By Joseph D’Andrea
For a director turning 81 this month, Martin Scorsese continues to prove that he has plenty of gas left in the tank with his new film, “Killers of the Flower Moon.”
Starring frequent Scorsese collaborators Robert De Niro and Leonardo DiCaprio, as well as standout Lily Gladstone as the central indigenous figure, the film centers on the true story of the FBI-investigated murders that took place in the Osage nation in Oklahoma during the early half of the twentieth century.
Based on David Grann’s 2017 book of the same name, “Killers” is very matter-of-fact in many ways but is anything but flat and always feels distinctly Scorsese. It’s not that Scorsese has a flashy style but the audience can always tell he’s behind the camera because of his awareness of multiple perspectives in history and concentration on the relationships between those on screen. He cares so deeply about telling the stories of the characters in this film and focuses so intimately on their stories. The layered, brutally honest drama takes center stage and the overwhelming runtime feels wholly necessary, as it did in Scorsese’s previous narrative feature, 2019’s “The Irishman.”
As an outsider looking in on the Osage nation, the audience questions the characters’ morals from the opening scene until the credits roll. When the film ends, viewers aren’t left empty after watching these slimeballs get away with their crimes. Instead, through the tremendous agency Scorsese gives to the natives, the audience truly feels connected to the victims. And that’s the goal in the end: We can’t give these natives back what they lost but we can give them back their voice. History can’t be changed but viewers can at least look at the situation in the most human way possible, on both sides.
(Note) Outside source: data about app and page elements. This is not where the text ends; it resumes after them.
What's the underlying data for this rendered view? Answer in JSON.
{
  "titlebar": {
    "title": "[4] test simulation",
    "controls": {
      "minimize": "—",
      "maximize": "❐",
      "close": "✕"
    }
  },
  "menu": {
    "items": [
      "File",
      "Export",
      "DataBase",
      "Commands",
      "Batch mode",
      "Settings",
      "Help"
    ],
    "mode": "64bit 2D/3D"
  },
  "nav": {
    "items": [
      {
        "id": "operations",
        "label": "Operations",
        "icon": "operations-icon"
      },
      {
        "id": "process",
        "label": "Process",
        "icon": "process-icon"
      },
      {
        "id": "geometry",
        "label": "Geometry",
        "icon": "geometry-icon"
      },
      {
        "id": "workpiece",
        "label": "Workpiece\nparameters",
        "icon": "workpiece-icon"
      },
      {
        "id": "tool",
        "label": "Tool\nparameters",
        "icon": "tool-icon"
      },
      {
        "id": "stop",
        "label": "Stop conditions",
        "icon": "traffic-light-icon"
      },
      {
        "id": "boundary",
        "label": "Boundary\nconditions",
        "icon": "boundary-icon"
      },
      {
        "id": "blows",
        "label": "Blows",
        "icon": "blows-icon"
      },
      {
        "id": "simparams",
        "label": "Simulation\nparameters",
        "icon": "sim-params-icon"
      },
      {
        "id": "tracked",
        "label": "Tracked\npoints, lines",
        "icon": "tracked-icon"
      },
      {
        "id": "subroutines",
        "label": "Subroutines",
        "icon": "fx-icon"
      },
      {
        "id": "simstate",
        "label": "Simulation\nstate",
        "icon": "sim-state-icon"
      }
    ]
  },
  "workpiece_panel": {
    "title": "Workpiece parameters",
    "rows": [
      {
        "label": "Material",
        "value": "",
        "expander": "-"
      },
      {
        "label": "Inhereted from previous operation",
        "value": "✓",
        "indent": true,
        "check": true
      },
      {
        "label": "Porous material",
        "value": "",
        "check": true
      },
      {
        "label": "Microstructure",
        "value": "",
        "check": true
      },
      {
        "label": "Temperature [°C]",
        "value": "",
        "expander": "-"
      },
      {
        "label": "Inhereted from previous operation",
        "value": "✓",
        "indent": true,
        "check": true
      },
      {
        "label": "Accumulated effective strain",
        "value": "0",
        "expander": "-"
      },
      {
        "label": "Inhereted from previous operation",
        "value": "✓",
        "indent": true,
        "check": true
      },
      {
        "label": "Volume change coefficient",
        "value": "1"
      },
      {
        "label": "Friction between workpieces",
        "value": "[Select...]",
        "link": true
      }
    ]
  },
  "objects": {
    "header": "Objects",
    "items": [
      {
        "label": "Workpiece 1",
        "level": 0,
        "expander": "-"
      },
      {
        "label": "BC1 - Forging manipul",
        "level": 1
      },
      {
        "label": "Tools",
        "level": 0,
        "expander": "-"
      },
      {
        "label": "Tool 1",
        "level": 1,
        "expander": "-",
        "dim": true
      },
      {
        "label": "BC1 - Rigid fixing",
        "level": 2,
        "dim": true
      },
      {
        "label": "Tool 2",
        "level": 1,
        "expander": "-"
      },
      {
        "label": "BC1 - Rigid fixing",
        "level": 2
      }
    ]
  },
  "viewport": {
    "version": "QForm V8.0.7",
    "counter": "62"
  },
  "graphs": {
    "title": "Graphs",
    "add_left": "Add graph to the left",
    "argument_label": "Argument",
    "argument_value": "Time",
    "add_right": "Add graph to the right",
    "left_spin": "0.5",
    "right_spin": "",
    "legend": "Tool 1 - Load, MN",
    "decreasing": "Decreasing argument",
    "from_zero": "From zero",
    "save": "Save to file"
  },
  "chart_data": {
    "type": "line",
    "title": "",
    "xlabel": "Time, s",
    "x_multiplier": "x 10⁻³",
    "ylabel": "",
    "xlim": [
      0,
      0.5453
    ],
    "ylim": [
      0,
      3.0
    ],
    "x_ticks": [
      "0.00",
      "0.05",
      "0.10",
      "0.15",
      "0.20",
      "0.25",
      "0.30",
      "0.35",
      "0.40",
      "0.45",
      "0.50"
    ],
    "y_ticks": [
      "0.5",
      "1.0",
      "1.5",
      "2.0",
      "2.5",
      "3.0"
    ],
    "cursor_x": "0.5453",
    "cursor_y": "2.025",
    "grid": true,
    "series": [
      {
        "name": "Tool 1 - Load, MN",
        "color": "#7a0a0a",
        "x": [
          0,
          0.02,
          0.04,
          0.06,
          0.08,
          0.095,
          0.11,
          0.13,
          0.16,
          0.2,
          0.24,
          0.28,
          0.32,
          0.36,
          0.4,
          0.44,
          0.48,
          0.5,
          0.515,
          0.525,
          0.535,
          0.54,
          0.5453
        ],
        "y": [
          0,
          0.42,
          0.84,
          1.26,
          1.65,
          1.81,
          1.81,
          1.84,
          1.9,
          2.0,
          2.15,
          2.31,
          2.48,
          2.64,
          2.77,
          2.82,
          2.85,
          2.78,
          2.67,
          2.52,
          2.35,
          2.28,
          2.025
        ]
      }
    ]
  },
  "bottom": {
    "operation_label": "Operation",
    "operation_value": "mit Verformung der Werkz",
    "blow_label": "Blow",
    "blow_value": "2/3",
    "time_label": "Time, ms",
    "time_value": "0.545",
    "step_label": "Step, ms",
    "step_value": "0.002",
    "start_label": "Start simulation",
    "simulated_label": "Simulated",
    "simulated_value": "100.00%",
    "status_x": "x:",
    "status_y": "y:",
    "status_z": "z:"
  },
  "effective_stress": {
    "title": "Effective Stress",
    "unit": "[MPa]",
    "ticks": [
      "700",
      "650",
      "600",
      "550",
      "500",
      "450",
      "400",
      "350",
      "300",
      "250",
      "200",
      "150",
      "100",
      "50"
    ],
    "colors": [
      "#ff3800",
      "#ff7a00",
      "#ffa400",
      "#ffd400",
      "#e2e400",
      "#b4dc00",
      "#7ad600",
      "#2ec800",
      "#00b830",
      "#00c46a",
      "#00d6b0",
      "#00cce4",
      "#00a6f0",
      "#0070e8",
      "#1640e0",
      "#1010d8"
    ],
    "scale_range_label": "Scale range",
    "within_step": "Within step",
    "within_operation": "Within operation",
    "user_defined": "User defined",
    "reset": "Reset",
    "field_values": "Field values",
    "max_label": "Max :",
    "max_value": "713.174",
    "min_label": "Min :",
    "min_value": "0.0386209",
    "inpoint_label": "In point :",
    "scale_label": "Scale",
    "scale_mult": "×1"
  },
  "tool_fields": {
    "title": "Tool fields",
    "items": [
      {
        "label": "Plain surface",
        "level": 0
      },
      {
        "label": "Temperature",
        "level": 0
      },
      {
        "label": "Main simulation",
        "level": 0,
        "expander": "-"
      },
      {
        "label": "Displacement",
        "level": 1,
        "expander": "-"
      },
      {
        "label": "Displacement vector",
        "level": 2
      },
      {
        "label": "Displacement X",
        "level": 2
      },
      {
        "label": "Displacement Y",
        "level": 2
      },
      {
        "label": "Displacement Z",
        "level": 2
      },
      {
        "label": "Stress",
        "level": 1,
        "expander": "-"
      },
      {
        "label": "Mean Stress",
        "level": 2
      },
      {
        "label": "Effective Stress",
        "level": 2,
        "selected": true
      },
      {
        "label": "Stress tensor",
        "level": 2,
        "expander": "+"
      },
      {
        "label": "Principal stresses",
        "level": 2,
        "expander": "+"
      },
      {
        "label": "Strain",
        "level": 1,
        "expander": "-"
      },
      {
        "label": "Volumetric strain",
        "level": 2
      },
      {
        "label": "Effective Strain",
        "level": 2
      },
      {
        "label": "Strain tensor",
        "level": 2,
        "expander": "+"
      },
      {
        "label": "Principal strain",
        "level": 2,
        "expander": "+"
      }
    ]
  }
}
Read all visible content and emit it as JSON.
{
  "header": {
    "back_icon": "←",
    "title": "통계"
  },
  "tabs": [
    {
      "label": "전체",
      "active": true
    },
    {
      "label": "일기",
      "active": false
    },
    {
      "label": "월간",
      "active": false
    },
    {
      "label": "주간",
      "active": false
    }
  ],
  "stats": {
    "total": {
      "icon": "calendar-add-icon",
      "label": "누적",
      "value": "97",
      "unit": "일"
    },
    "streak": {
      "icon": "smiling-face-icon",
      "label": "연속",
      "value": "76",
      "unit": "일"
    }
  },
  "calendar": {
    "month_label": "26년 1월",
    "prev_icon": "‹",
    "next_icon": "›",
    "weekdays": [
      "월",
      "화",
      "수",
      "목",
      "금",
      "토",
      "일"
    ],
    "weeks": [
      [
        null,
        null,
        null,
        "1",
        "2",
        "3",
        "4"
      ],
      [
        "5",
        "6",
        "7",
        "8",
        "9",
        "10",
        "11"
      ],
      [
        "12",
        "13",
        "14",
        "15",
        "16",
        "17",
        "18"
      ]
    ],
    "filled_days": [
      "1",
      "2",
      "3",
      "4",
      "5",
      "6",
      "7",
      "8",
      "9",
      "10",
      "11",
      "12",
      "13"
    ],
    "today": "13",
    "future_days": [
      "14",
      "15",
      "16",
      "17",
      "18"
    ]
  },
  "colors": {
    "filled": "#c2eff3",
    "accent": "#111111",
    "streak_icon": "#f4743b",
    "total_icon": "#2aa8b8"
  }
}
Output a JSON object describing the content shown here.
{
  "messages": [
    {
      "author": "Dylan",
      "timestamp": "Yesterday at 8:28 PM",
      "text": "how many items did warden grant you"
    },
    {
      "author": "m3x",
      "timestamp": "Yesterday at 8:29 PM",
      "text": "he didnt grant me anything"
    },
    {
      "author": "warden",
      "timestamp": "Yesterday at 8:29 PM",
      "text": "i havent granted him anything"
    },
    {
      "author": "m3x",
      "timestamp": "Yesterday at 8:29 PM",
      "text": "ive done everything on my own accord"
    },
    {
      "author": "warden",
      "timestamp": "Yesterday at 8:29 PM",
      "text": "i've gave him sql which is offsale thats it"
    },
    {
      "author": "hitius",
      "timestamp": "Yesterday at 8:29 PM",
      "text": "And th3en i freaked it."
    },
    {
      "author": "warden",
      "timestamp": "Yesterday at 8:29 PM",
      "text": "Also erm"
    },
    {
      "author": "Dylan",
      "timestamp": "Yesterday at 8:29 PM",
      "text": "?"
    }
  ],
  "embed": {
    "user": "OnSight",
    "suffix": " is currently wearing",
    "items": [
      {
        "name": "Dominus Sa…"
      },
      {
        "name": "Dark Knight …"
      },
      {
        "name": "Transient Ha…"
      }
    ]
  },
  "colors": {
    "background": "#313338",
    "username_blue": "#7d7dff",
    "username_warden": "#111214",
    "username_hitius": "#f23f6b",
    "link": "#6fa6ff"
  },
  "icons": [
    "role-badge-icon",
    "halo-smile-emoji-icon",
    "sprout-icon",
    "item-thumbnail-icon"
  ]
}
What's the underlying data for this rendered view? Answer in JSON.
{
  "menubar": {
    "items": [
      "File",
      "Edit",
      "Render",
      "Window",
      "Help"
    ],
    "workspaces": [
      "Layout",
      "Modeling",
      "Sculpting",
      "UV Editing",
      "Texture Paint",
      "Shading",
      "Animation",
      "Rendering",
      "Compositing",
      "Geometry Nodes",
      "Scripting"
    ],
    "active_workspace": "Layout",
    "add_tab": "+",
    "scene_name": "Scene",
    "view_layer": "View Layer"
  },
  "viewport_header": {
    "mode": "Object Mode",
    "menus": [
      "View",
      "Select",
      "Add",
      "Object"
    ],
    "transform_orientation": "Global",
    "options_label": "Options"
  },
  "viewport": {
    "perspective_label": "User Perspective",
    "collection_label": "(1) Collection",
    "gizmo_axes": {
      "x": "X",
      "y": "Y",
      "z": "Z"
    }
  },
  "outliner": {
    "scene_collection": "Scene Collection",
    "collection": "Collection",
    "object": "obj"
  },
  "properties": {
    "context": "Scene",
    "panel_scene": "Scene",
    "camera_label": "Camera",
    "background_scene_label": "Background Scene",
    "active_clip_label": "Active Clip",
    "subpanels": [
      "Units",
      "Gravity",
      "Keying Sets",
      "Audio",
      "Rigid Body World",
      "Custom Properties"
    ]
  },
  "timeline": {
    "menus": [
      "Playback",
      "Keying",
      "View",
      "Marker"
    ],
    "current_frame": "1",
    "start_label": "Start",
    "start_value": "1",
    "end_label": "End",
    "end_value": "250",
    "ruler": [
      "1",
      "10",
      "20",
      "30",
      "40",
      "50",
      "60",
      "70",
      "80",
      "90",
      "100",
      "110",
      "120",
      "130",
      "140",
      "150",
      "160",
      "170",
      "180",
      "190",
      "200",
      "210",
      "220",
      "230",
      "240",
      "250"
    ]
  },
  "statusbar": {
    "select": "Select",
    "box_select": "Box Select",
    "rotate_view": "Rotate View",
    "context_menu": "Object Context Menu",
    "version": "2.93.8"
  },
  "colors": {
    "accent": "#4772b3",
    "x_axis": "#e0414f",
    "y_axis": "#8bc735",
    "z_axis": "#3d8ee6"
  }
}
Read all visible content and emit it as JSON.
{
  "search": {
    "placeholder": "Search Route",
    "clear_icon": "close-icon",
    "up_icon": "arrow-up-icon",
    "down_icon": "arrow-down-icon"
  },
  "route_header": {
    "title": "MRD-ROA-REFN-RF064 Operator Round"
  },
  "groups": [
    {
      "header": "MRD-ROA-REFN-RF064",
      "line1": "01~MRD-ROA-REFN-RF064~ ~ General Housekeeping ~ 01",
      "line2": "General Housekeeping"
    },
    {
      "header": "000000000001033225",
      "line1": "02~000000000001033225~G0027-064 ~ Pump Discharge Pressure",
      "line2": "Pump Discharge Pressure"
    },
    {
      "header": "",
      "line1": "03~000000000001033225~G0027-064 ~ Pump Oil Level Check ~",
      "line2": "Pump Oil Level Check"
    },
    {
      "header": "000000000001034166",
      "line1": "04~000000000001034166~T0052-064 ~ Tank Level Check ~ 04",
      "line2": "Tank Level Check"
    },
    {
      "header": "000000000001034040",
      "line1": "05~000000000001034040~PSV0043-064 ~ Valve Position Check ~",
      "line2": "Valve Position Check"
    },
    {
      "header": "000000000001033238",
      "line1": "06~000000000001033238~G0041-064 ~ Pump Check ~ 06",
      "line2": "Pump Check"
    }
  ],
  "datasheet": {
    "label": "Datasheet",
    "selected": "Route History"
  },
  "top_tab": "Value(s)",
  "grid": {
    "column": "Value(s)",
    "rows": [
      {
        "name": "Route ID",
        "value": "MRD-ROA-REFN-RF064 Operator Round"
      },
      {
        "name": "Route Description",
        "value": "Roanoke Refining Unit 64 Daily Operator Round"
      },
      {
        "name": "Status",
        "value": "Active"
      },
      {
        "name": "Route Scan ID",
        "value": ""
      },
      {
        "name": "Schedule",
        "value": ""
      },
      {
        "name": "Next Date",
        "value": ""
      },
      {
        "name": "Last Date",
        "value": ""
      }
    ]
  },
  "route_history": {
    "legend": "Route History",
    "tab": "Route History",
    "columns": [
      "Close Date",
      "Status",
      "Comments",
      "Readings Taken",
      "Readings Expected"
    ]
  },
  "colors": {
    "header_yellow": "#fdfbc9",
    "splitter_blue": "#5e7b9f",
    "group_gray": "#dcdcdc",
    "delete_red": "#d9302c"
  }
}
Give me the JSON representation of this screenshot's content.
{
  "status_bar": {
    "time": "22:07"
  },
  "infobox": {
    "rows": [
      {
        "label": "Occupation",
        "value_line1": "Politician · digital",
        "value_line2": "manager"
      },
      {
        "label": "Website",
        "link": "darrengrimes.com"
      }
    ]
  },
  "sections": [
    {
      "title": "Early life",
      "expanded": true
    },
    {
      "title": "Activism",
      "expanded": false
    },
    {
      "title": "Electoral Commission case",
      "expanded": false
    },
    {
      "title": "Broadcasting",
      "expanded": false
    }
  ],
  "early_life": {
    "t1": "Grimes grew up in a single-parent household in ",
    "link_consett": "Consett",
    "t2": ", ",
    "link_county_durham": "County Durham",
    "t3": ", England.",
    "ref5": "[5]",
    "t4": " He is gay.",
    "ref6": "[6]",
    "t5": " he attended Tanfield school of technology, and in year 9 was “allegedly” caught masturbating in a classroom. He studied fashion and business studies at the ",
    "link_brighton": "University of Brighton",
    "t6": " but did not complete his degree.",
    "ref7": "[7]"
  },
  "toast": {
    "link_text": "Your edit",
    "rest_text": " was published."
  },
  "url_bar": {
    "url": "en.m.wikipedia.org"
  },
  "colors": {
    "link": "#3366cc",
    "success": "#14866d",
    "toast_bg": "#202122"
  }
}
DiCaprio, as fresh-out-of-the-Army Ernest Burkhart, went to a place I’ve never seen him go. He plays Burkhart as someone who feels displaced in his own body to the point of feeling like a puppet at times (not to say he wasn’t responsible for what he did). In “Django Unchained,” DiCaprio is certainly intimidating but Quentin Tarantino’s touch made Calvin Candie a bit too cartoonish and theatrical to get a true feeling of how far into a realistic villainous role DiCaprio can go. Here, he gives one of his best performances to date, constantly making the audience uncomfortable with how he’s simultaneously lost in his ways but also fully content in his actions (which is admittedly debatable in some respects, especially after the ending).
The greedy two-faced rancher, William “King” Hale, played by De Niro, feels off from the start and is just as believable. Scorsese takes his time to reveal Hale’s manipulation and while we may not have ever completely trusted Hale without blinking twice, we feel convinced to a certain degree of how he has “benefitted” the lives of the Osage.
One of the most difficult parts to pull off was the balance of focusing on the white Burkhart and Hale, while not taking away from the Osage themselves. And even though the movie becomes increasingly focused on DiCaprio’s Ernest and less so on Gladstone’s Mollie — at least directly — we’re always conscious of where our sympathy should lie. By having a structure that flows at a fairly consistent pace, the quick outbursts of violence are even more jarring and hard-hitting. This choice can be a gamble when the movie is already as long as it is, but Scorsese knows that he needs to take all the time necessary to say what needs to be said.
As anyone else should after watching “Killers,” I’m just grateful I got to see another monumental film of Marty’s on the big screen. With the new releases of only a few select filmmakers including him, it always feels like a different, special experience compared to anything else that comes out now. Keep working, Marty!
“Killers of the Flower Moon” is currently showing exclusively in theaters and is planned to land on Apple TV+ by the end of the year.